WHAT TO DO: Could the data underneath be repeated exactly, in full?

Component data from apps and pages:
----

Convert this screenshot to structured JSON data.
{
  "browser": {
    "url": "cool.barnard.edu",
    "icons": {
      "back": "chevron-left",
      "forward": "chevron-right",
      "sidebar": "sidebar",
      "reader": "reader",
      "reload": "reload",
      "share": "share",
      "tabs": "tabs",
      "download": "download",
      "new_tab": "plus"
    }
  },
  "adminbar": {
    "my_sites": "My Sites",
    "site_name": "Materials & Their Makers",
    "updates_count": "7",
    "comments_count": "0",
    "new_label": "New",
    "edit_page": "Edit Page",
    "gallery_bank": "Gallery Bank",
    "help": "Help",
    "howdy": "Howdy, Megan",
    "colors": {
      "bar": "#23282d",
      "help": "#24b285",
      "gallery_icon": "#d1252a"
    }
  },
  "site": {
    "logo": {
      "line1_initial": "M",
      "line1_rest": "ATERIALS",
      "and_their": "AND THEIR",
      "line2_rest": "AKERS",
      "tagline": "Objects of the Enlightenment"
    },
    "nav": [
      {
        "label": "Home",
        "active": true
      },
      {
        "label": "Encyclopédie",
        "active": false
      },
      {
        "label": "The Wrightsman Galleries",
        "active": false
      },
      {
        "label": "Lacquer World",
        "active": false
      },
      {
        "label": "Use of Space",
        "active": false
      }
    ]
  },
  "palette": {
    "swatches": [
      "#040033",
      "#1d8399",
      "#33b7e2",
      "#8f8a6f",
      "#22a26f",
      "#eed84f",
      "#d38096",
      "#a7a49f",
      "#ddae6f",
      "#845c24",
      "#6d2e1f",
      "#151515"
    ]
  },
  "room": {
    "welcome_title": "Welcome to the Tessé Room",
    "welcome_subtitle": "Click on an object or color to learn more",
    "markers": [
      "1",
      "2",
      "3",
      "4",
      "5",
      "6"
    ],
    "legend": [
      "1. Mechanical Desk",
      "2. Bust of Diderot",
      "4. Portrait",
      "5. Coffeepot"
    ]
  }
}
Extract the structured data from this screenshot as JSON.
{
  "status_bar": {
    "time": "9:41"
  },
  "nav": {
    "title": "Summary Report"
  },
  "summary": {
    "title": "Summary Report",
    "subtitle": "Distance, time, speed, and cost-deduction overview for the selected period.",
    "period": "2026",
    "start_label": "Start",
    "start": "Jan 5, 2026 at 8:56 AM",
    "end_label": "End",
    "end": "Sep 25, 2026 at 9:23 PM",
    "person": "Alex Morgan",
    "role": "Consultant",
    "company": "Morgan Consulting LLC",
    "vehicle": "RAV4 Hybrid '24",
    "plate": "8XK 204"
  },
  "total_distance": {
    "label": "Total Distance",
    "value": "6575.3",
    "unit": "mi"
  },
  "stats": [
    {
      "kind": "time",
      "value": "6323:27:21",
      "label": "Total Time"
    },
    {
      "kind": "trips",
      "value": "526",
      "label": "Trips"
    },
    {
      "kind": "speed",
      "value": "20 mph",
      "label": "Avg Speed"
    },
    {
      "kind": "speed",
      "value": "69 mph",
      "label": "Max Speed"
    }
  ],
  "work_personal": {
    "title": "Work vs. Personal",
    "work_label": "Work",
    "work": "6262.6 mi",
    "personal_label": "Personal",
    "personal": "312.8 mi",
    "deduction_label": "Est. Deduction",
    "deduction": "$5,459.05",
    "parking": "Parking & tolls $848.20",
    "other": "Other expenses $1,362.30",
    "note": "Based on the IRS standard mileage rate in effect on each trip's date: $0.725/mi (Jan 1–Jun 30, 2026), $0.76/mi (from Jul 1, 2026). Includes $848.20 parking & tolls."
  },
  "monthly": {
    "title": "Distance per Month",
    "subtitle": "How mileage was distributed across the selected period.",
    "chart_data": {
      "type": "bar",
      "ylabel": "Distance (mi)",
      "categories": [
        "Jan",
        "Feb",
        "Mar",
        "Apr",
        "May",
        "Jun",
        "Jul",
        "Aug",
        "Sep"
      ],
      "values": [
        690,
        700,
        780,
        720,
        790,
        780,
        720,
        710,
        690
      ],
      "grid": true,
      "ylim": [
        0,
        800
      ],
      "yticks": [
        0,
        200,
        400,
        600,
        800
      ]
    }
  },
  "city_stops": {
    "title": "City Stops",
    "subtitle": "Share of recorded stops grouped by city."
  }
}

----

OUTPUT OF THE EXERCISE:
Convert this screenshot to structured JSON data.
{
  "browser": {
    "url": "cool.barnard.edu",
    "icons": {
      "back": "chevron-left",
      "forward": "chevron-right",
      "sidebar": "sidebar",
      "reader": "reader",
      "reload": "reload",
      "share": "share",
      "tabs": "tabs",
      "download": "download",
      "new_tab": "plus"
    }
  },
  "adminbar": {
    "my_sites": "My Sites",
    "site_name": "Materials & Their Makers",
    "updates_count": "7",
    "comments_count": "0",
    "new_label": "New",
    "edit_page": "Edit Page",
    "gallery_bank": "Gallery Bank",
    "help": "Help",
    "howdy": "Howdy, Megan",
    "colors": {
      "bar": "#23282d",
      "help": "#24b285",
      "gallery_icon": "#d1252a"
    }
  },
  "site": {
    "logo": {
      "line1_initial": "M",
      "line1_rest": "ATERIALS",
      "and_their": "AND THEIR",
      "line2_rest": "AKERS",
      "tagline": "Objects of the Enlightenment"
    },
    "nav": [
      {
        "label": "Home",
        "active": true
      },
      {
        "label": "Encyclopédie",
        "active": false
      },
      {
        "label": "The Wrightsman Galleries",
        "active": false
      },
      {
        "label": "Lacquer World",
        "active": false
      },
      {
        "label": "Use of Space",
        "active": false
      }
    ]
  },
  "palette": {
    "swatches": [
      "#040033",
      "#1d8399",
      "#33b7e2",
      "#8f8a6f",
      "#22a26f",
      "#eed84f",
      "#d38096",
      "#a7a49f",
      "#ddae6f",
      "#845c24",
      "#6d2e1f",
      "#151515"
    ]
  },
  "room": {
    "welcome_title": "Welcome to the Tessé Room",
    "welcome_subtitle": "Click on an object or color to learn more",
    "markers": [
      "1",
      "2",
      "3",
      "4",
      "5",
      "6"
    ],
    "legend": [
      "1. Mechanical Desk",
      "2. Bust of Diderot",
      "4. Portrait",
      "5. Coffeepot"
    ]
  }
}
Extract the structured data from this screenshot as JSON.
{
  "status_bar": {
    "time": "9:41"
  },
  "nav": {
    "title": "Summary Report"
  },
  "summary": {
    "title": "Summary Report",
    "subtitle": "Distance, time, speed, and cost-deduction overview for the selected period.",
    "period": "2026",
    "start_label": "Start",
    "start": "Jan 5, 2026 at 8:56 AM",
    "end_label": "End",
    "end": "Sep 25, 2026 at 9:23 PM",
    "person": "Alex Morgan",
    "role": "Consultant",
    "company": "Morgan Consulting LLC",
    "vehicle": "RAV4 Hybrid '24",
    "plate": "8XK 204"
  },
  "total_distance": {
    "label": "Total Distance",
    "value": "6575.3",
    "unit": "mi"
  },
  "stats": [
    {
      "kind": "time",
      "value": "6323:27:21",
      "label": "Total Time"
    },
    {
      "kind": "trips",
      "value": "526",
      "label": "Trips"
    },
    {
      "kind": "speed",
      "value": "20 mph",
      "label": "Avg Speed"
    },
    {
      "kind": "speed",
      "value": "69 mph",
      "label": "Max Speed"
    }
  ],
  "work_personal": {
    "title": "Work vs. Personal",
    "work_label": "Work",
    "work": "6262.6 mi",
    "personal_label": "Personal",
    "personal": "312.8 mi",
    "deduction_label": "Est. Deduction",
    "deduction": "$5,459.05",
    "parking": "Parking & tolls $848.20",
    "other": "Other expenses $1,362.30",
    "note": "Based on the IRS standard mileage rate in effect on each trip's date: $0.725/mi (Jan 1–Jun 30, 2026), $0.76/mi (from Jul 1, 2026). Includes $848.20 parking & tolls."
  },
  "monthly": {
    "title": "Distance per Month",
    "subtitle": "How mileage was distributed across the selected period.",
    "chart_data": {
      "type": "bar",
      "ylabel": "Distance (mi)",
      "categories": [
        "Jan",
        "Feb",
        "Mar",
        "Apr",
        "May",
        "Jun",
        "Jul",
        "Aug",
        "Sep"
      ],
      "values": [
        690,
        700,
        780,
        720,
        790,
        780,
        720,
        710,
        690
      ],
      "grid": true,
      "ylim": [
        0,
        800
      ],
      "yticks": [
        0,
        200,
        400,
        600,
        800
      ]
    }
  },
  "city_stops": {
    "title": "City Stops",
    "subtitle": "Share of recorded stops grouped by city."
  }
}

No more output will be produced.